SIXTH COMMANDMENT: MAKE SURE YOU HAVE ENOUGH FOOD AND DRINK ON BOARD!
Kids’ built-in power packs work very efficiently but need a whole lot of fuel. It follows that parents’ backpacks need to be stuffed full of energy bars, chocolate, apples, bananas etc. And don’t forget the drinks! Children’s bikes should be fitted with a drinking bottle, preferably filled with fresh tap water. You can’t beat the taste of pure water up on the top of a pass!
SEVENTH COMMANDMENT: ALWAYS LOOK OUT FOR YOUR CHILDREN’S WELFARE!
The mountain bike ride should end with a high-five in a burger place, not in the emergency room. So do a proper kit check before the tour and plan the route carefully as well! Medical bills are always more expensive than a high quality, perfectly fitting helmet, good sunglasses (a must against small stones and insects!), long-fingered gloves and knee and back protection.

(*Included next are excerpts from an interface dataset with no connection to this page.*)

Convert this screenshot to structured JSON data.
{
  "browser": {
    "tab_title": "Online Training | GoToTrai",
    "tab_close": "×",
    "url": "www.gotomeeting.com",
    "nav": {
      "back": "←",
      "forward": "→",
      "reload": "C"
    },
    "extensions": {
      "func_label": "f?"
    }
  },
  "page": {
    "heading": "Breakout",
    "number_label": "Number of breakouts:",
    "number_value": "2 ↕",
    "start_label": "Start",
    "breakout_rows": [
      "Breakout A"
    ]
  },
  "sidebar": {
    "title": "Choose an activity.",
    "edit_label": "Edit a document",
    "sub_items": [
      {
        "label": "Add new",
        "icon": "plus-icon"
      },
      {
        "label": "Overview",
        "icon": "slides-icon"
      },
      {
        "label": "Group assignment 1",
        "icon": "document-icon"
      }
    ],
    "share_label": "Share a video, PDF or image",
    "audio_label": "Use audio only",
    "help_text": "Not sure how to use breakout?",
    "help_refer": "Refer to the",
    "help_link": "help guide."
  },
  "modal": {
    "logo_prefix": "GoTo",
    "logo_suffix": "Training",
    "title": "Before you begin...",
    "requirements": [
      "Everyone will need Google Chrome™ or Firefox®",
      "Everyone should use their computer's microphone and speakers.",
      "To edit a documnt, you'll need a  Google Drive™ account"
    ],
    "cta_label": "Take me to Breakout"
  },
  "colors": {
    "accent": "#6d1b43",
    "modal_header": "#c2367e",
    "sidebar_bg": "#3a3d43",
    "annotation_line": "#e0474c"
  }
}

EIGHTH COMMANDMENT: ALWAYS MAKE SURE YOU PROVIDE THREE THINGS: FUN, JOY AND LAUGHTER!
Mountain biking is a hugely enjoyable sport. And the whole thing is even cooler when you go on a ride together rather than alone. But to ensure there are no tears at the end, you all have to be willing to compromise and rein in your own wishes where necessary. The weakest in the group calls the shots! Excessive parental ambition often backfires. The most important factor: fun for all!
Mountain Bike Action is a monthly magazine devoted to all things mountain biking (yes, that’s 12 times a year because we never take a month off of mountain biking). It has been around since 1986 and we’re still having fun.